Thursday, June 30, 2022

Foundry project is awarded Brownfield status

Developers of the former Foundry Flask building were granted brownfield status at a recent meeting of the Brownfield Redevelopment Authority in Northville.

The committee recommendation regarding the property at 456 Cady St. will now go before members of the city council to determine whether the public benefits of a greenway along the Middle Rouge River warrants interest for the developer and use of Tax Increment Financing funds to remediate the property. 

The property is located south of Cady, east of Griswold and west of S. Main, with portions in the Northville Historic District. It formerly housed the American Bell & Foundry Co., Stinson Aircraft, and Stimpson Scale and Manufacturing prior to becoming Foundry Flask. The property was sold by Douglas Brinkman, president of the former Foundry Flask & Equipment Co., to Utah Development, LLC. The representative is Jim Long, a longtime city resident and owner of Long Companies. 

The brownfield designation will be used to fund environmental cleanup and other eligible activities. The authority recently established a process for reimbursement and compliance for developers who are granted a tax abatement in exchange for property remediation.
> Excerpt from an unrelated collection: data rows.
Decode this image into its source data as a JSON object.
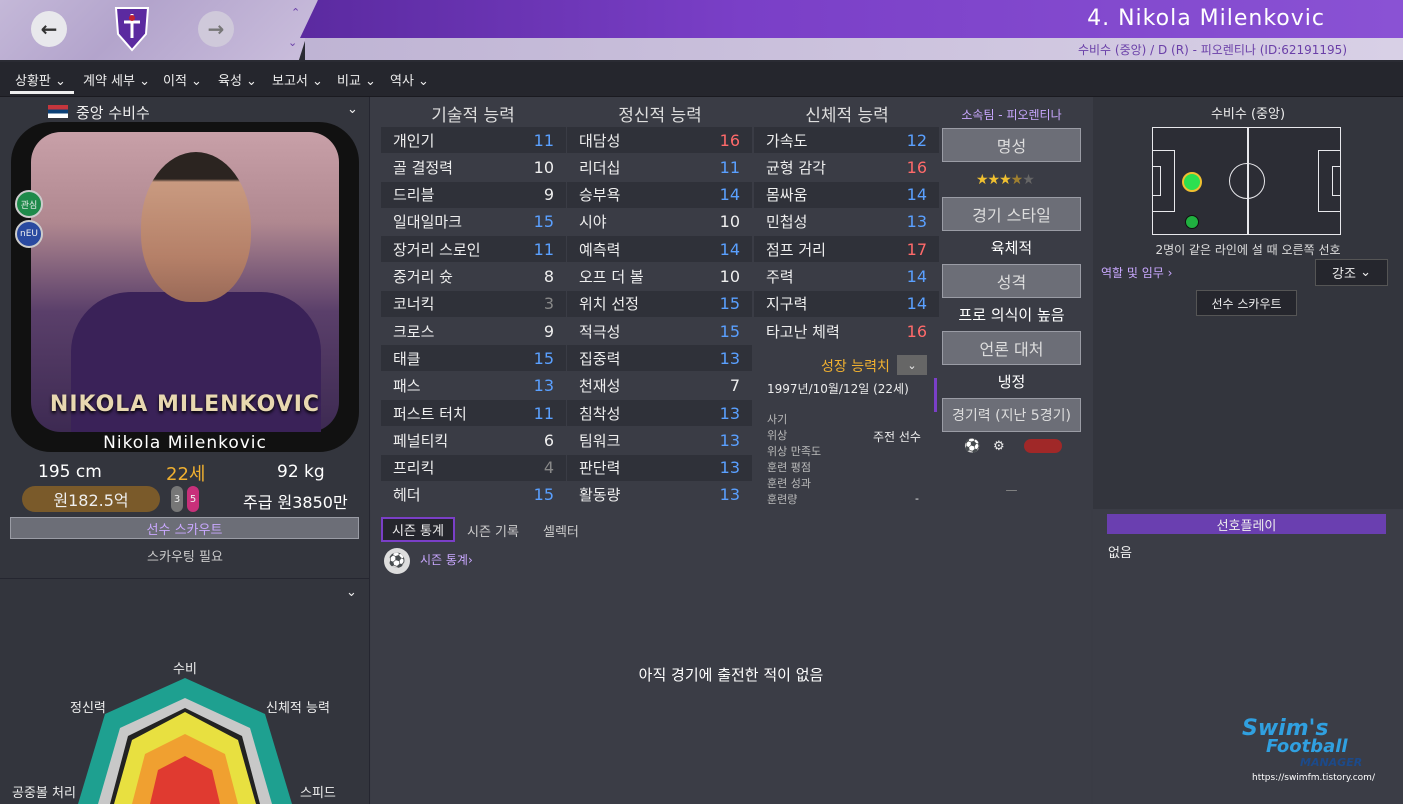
{
  "header": {
    "player_title": "4. Nikola Milenkovic",
    "subtitle": "수비수 (중앙) / D (R) - 피오렌티나 (ID:62191195)",
    "back_icon": "arrow-left-icon",
    "forward_icon": "arrow-right-icon",
    "crest_icon": "fiorentina-crest-icon"
  },
  "menu": {
    "items": [
      "상황판",
      "계약 세부",
      "이적",
      "육성",
      "보고서",
      "비교",
      "역사"
    ]
  },
  "profile": {
    "position": "중앙 수비수",
    "photo_name_overlay": "NIKOLA MILENKOVIC",
    "name": "Nikola Milenkovic",
    "height": "195 cm",
    "age": "22세",
    "weight": "92 kg",
    "value": "원182.5억",
    "wage": "주급 원3850만",
    "badge1": "관심",
    "badge2": "nEU",
    "foot_left": "3",
    "foot_right": "5",
    "scout_button": "선수 스카우트",
    "scout_note": "스카우팅 필요"
  },
  "radar": {
    "labels": {
      "top": "수비",
      "top_right": "신체적 능력",
      "right": "스피드",
      "left": "공중볼 처리",
      "top_left": "정신력"
    }
  },
  "attributes": {
    "technical": {
      "header": "기술적 능력",
      "rows": [
        [
          "개인기",
          "11",
          "blue"
        ],
        [
          "골 결정력",
          "10",
          "white"
        ],
        [
          "드리블",
          "9",
          "white"
        ],
        [
          "일대일마크",
          "15",
          "blue"
        ],
        [
          "장거리 스로인",
          "11",
          "blue"
        ],
        [
          "중거리 슛",
          "8",
          "white"
        ],
        [
          "코너킥",
          "3",
          "grey"
        ],
        [
          "크로스",
          "9",
          "white"
        ],
        [
          "태클",
          "15",
          "blue"
        ],
        [
          "패스",
          "13",
          "blue"
        ],
        [
          "퍼스트 터치",
          "11",
          "blue"
        ],
        [
          "페널티킥",
          "6",
          "white"
        ],
        [
          "프리킥",
          "4",
          "grey"
        ],
        [
          "헤더",
          "15",
          "blue"
        ]
      ]
    },
    "mental": {
      "header": "정신적 능력",
      "rows": [
        [
          "대담성",
          "16",
          "red"
        ],
        [
          "리더십",
          "11",
          "blue"
        ],
        [
          "승부욕",
          "14",
          "blue"
        ],
        [
          "시야",
          "10",
          "white"
        ],
        [
          "예측력",
          "14",
          "blue"
        ],
        [
          "오프 더 볼",
          "10",
          "white"
        ],
        [
          "위치 선정",
          "15",
          "blue"
        ],
        [
          "적극성",
          "15",
          "blue"
        ],
        [
          "집중력",
          "13",
          "blue"
        ],
        [
          "천재성",
          "7",
          "white"
        ],
        [
          "침착성",
          "13",
          "blue"
        ],
        [
          "팀워크",
          "13",
          "blue"
        ],
        [
          "판단력",
          "13",
          "blue"
        ],
        [
          "활동량",
          "13",
          "blue"
        ]
      ]
    },
    "physical": {
      "header": "신체적 능력",
      "rows": [
        [
          "가속도",
          "12",
          "blue"
        ],
        [
          "균형 감각",
          "16",
          "red"
        ],
        [
          "몸싸움",
          "14",
          "blue"
        ],
        [
          "민첩성",
          "13",
          "blue"
        ],
        [
          "점프 거리",
          "17",
          "red"
        ],
        [
          "주력",
          "14",
          "blue"
        ],
        [
          "지구력",
          "14",
          "blue"
        ],
        [
          "타고난 체력",
          "16",
          "red"
        ]
      ]
    }
  },
  "growth": {
    "title": "성장 능력치",
    "dob": "1997년/10월/12일 (22세)",
    "labels": [
      "사기",
      "위상",
      "위상 만족도",
      "훈련 평점",
      "훈련 성과",
      "훈련량"
    ],
    "status_value": "주전 선수",
    "training_value": "-"
  },
  "side": {
    "club": "소속팀 - 피오렌티나",
    "reputation_btn": "명성",
    "stars": 3.5,
    "style_btn": "경기 스타일",
    "style_val": "육체적",
    "personality_btn": "성격",
    "personality_val": "프로 의식이 높음",
    "media_btn": "언론 대처",
    "media_val": "냉정",
    "form_btn": "경기력 (지난 5경기)",
    "form_empty": "—"
  },
  "position_panel": {
    "title": "수비수 (중앙)",
    "note": "2명이 같은 라인에 설 때 오른쪽 선호",
    "roles_link": "역할 및 임무 ›",
    "highlight_select": "강조",
    "scout_btn": "선수 스카우트"
  },
  "stats": {
    "tabs": [
      "시즌 통계",
      "시즌 기록",
      "셀렉터"
    ],
    "link": "시즌 통계›",
    "empty": "아직 경기에 출전한 적이 없음"
  },
  "preferred": {
    "title": "선호플레이",
    "value": "없음"
  },
  "watermark": {
    "line1": "Swim's",
    "line2": "Football",
    "line3": "MANAGER",
    "url": "https://swimfm.tistory.com/"
  },
  "colors": {
    "accent": "#7a3fc7",
    "blue": "#5aa0ff",
    "red": "#ff6a6a",
    "gold": "#f0b030"
  }
}
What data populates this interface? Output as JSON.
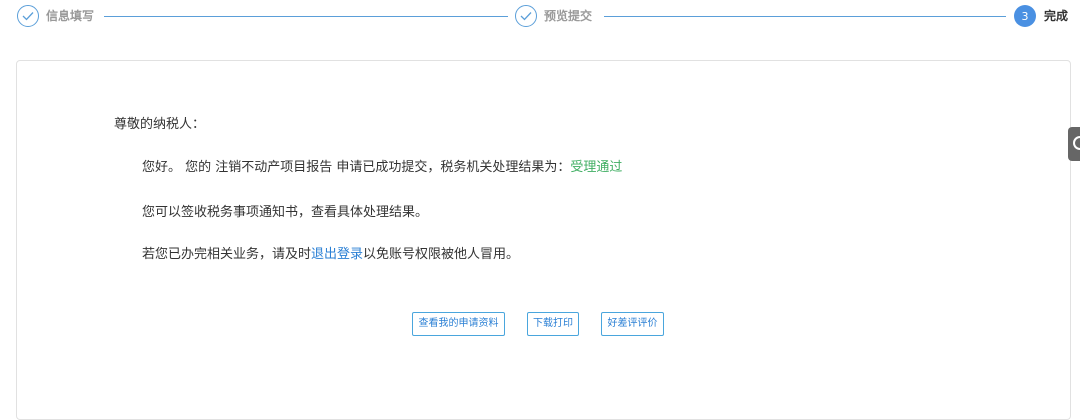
{
  "steps": [
    {
      "label": "信息填写",
      "state": "done"
    },
    {
      "label": "预览提交",
      "state": "done"
    },
    {
      "label": "完成",
      "number": "3",
      "state": "active"
    }
  ],
  "notice": {
    "salutation": "尊敬的纳税人：",
    "line1_prefix": "您好。 您的 注销不动产项目报告 申请已成功提交，税务机关处理结果为：",
    "result": "受理通过",
    "line2": "您可以签收税务事项通知书，查看具体处理结果。",
    "line3_prefix": "若您已办完相关业务，请及时",
    "logout_link": "退出登录",
    "line3_suffix": "以免账号权限被他人冒用。"
  },
  "buttons": {
    "view_application": "查看我的申请资料",
    "download_print": "下载打印",
    "rate": "好差评评价"
  },
  "colors": {
    "accent": "#4a90e2",
    "success": "#3fae62",
    "link": "#2a7fd4"
  }
}
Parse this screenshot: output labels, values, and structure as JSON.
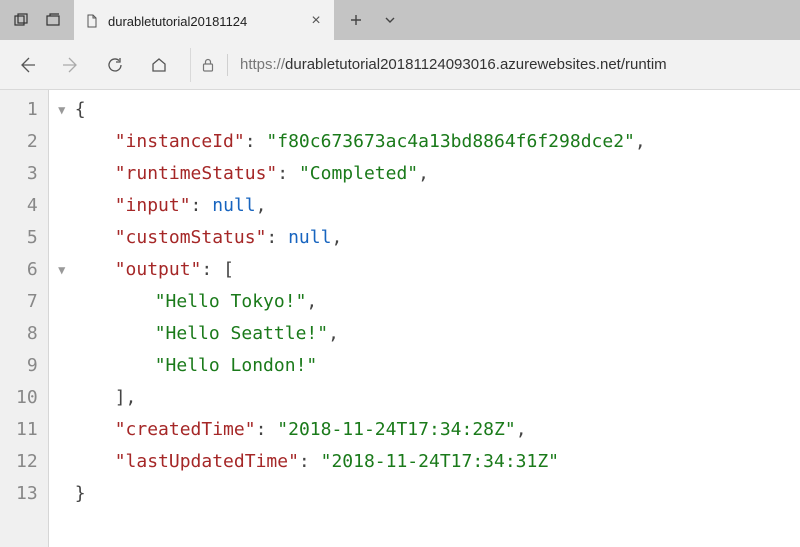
{
  "tab": {
    "title": "durabletutorial20181124"
  },
  "url": {
    "scheme": "https://",
    "rest": "durabletutorial20181124093016.azurewebsites.net/runtim"
  },
  "json_body": {
    "instanceId": "f80c673673ac4a13bd8864f6f298dce2",
    "runtimeStatus": "Completed",
    "input": null,
    "customStatus": null,
    "output": [
      "Hello Tokyo!",
      "Hello Seattle!",
      "Hello London!"
    ],
    "createdTime": "2018-11-24T17:34:28Z",
    "lastUpdatedTime": "2018-11-24T17:34:31Z"
  },
  "code_lines": [
    {
      "n": 1,
      "indent": 0,
      "html": "<span class='p'>{</span>"
    },
    {
      "n": 2,
      "indent": 1,
      "html": "<span class='k'>\"instanceId\"</span><span class='p'>: </span><span class='s'>\"f80c673673ac4a13bd8864f6f298dce2\"</span><span class='p'>,</span>"
    },
    {
      "n": 3,
      "indent": 1,
      "html": "<span class='k'>\"runtimeStatus\"</span><span class='p'>: </span><span class='s'>\"Completed\"</span><span class='p'>,</span>"
    },
    {
      "n": 4,
      "indent": 1,
      "html": "<span class='k'>\"input\"</span><span class='p'>: </span><span class='n'>null</span><span class='p'>,</span>"
    },
    {
      "n": 5,
      "indent": 1,
      "html": "<span class='k'>\"customStatus\"</span><span class='p'>: </span><span class='n'>null</span><span class='p'>,</span>"
    },
    {
      "n": 6,
      "indent": 1,
      "html": "<span class='k'>\"output\"</span><span class='p'>: [</span>"
    },
    {
      "n": 7,
      "indent": 2,
      "html": "<span class='s'>\"Hello Tokyo!\"</span><span class='p'>,</span>"
    },
    {
      "n": 8,
      "indent": 2,
      "html": "<span class='s'>\"Hello Seattle!\"</span><span class='p'>,</span>"
    },
    {
      "n": 9,
      "indent": 2,
      "html": "<span class='s'>\"Hello London!\"</span>"
    },
    {
      "n": 10,
      "indent": 1,
      "html": "<span class='p'>],</span>"
    },
    {
      "n": 11,
      "indent": 1,
      "html": "<span class='k'>\"createdTime\"</span><span class='p'>: </span><span class='s'>\"2018-11-24T17:34:28Z\"</span><span class='p'>,</span>"
    },
    {
      "n": 12,
      "indent": 1,
      "html": "<span class='k'>\"lastUpdatedTime\"</span><span class='p'>: </span><span class='s'>\"2018-11-24T17:34:31Z\"</span>"
    },
    {
      "n": 13,
      "indent": 0,
      "html": "<span class='p'>}</span>"
    }
  ],
  "fold_arrows": {
    "1": "▼",
    "6": "▼"
  }
}
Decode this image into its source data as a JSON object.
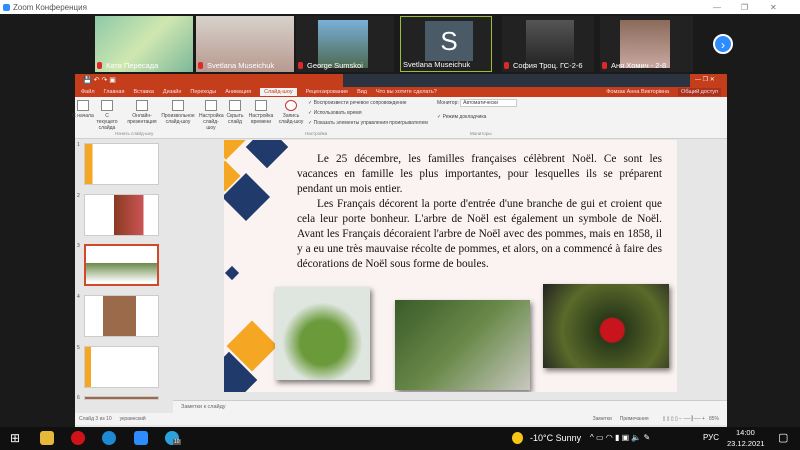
{
  "zoom": {
    "title": "Zoom Конференция",
    "participants": [
      {
        "name": "Катя Пересада",
        "muted": true
      },
      {
        "name": "Svetlana Museichuk",
        "muted": true
      },
      {
        "name": "George Sumskoi",
        "muted": true
      },
      {
        "name": "Svetlana Museichuk",
        "muted": false,
        "initial": "S"
      },
      {
        "name": "София Троц. ГС-2-6",
        "muted": true
      },
      {
        "name": "Аня Хомич - 2-8",
        "muted": true
      }
    ]
  },
  "ppt": {
    "user": "Фомзак Анна Викторівна",
    "share": "Общий доступ",
    "tabs": [
      "Файл",
      "Главная",
      "Вставка",
      "Дизайн",
      "Переходы",
      "Анимация",
      "Слайд-шоу",
      "Рецензирование",
      "Вид",
      "Что вы хотите сделать?"
    ],
    "ribbon": {
      "buttons": [
        "С начала",
        "С текущего слайда",
        "Онлайн-презентация",
        "Произвольное слайд-шоу",
        "Настройка слайд-шоу",
        "Скрыть слайд",
        "Настройка времени",
        "Запись слайд-шоу"
      ],
      "group1": "Начать слайд-шоу",
      "group2": "Настройка",
      "group3": "Мониторы",
      "checks": [
        "Воспроизвести речевое сопровождение",
        "Использовать время",
        "Показать элементы управления проигрывателем"
      ],
      "monitor_label": "Монитор:",
      "monitor_value": "Автоматически",
      "presenter": "Режим докладчика"
    },
    "slide_numbers": [
      "1",
      "2",
      "3",
      "4",
      "5",
      "6"
    ],
    "slide": {
      "p1": "Le 25 décembre, les familles françaises célèbrent Noël. Ce sont les vacances en famille les plus importantes, pour lesquelles ils se préparent pendant un mois entier.",
      "p2": "Les Français décorent la porte d'entrée d'une branche de gui et croient que cela leur porte bonheur. L'arbre de Noël est également un symbole de Noël. Avant les Français décoraient l'arbre de Noël avec des pommes, mais en 1858, il y a eu une très mauvaise récolte de pommes, et alors, on a commencé à faire des décorations de Noël sous forme de boules."
    },
    "notes": "Заметки к слайду",
    "status": {
      "slide": "Слайд 3 из 10",
      "lang": "украинский",
      "notes": "Заметки",
      "comments": "Примечания",
      "zoom": "85%"
    }
  },
  "taskbar": {
    "weather": "-10°C  Sunny",
    "lang": "РУС",
    "time": "14:00",
    "date": "23.12.2021",
    "telegram_badge": "10"
  }
}
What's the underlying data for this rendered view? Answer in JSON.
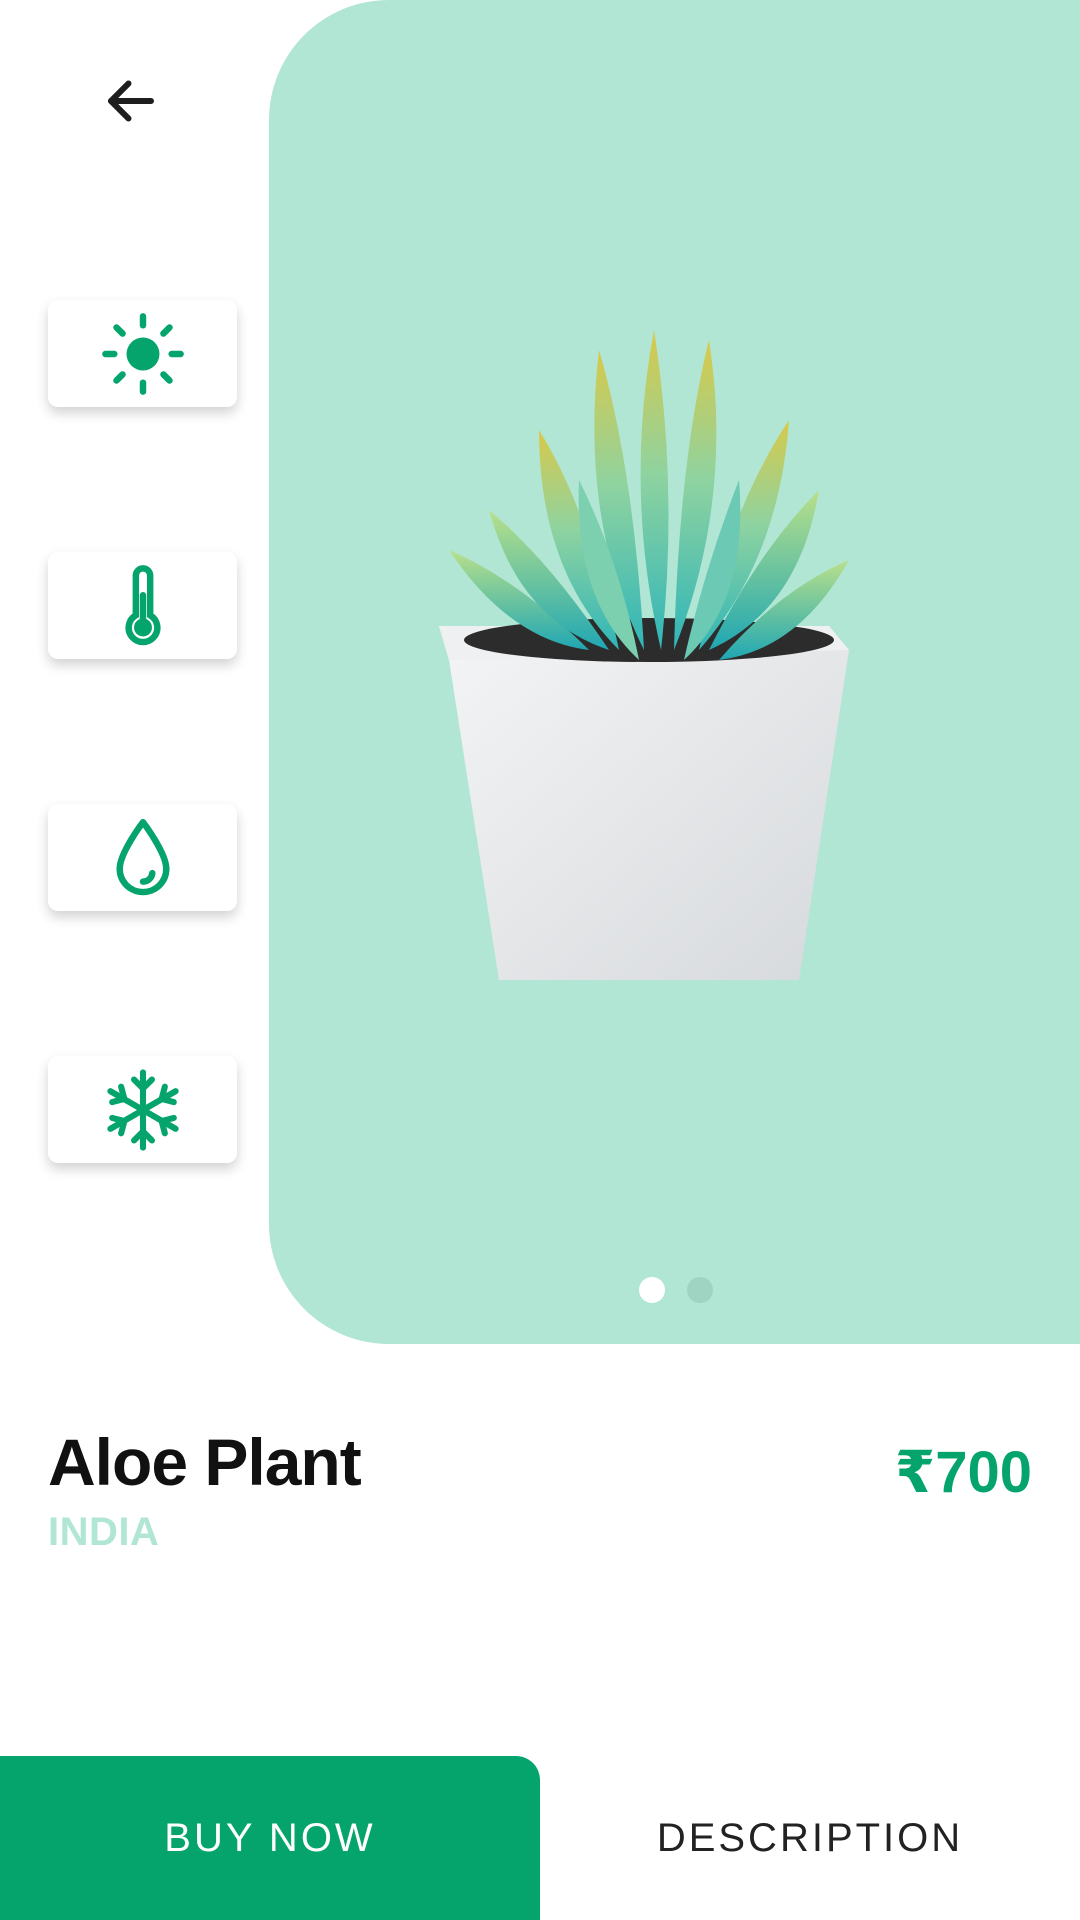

Generally, the property contains toxic substances or is distressed (environmentally or functionally) and its revitalization would add value to the city in terms of new use and an expanded tax base. 

Authority directors including Chair Patrick McGow, Michelle Aniol, John Carter, David Hay, Ryan McKindles, Barbara Moroski-Browne, and Don Webb agreed on the recommendation requested by Long.  City Treasurer Sandi Wiktoroski serves as the authority treasurer and Samantha Seimer and Brian Westhoff, both of AKT Peerless, act as consultants to the authority. 

The authority is authorized to allow the use of Tax Increment Financing revenues to pay for or reimburse public or private costs of eligible activities as defined in Act 381, the state of Michigan Brownfield Financing Act. These include such items as Baseline Environmental Assessment (BEA) activities, due care activities (which limit exacerbation of, or exposure to, contamination on a site), demolition (above and below ground), lead and asbestos assessment and abatement, certain administrative and consultant costs, and environmental insurance. 

A Local Brownfield Revolving Fund (LBRF) allows the fund to capture Tax Increment Revenue (TIR) for a period not-to-exceed five years after the original reimbursement period is complete.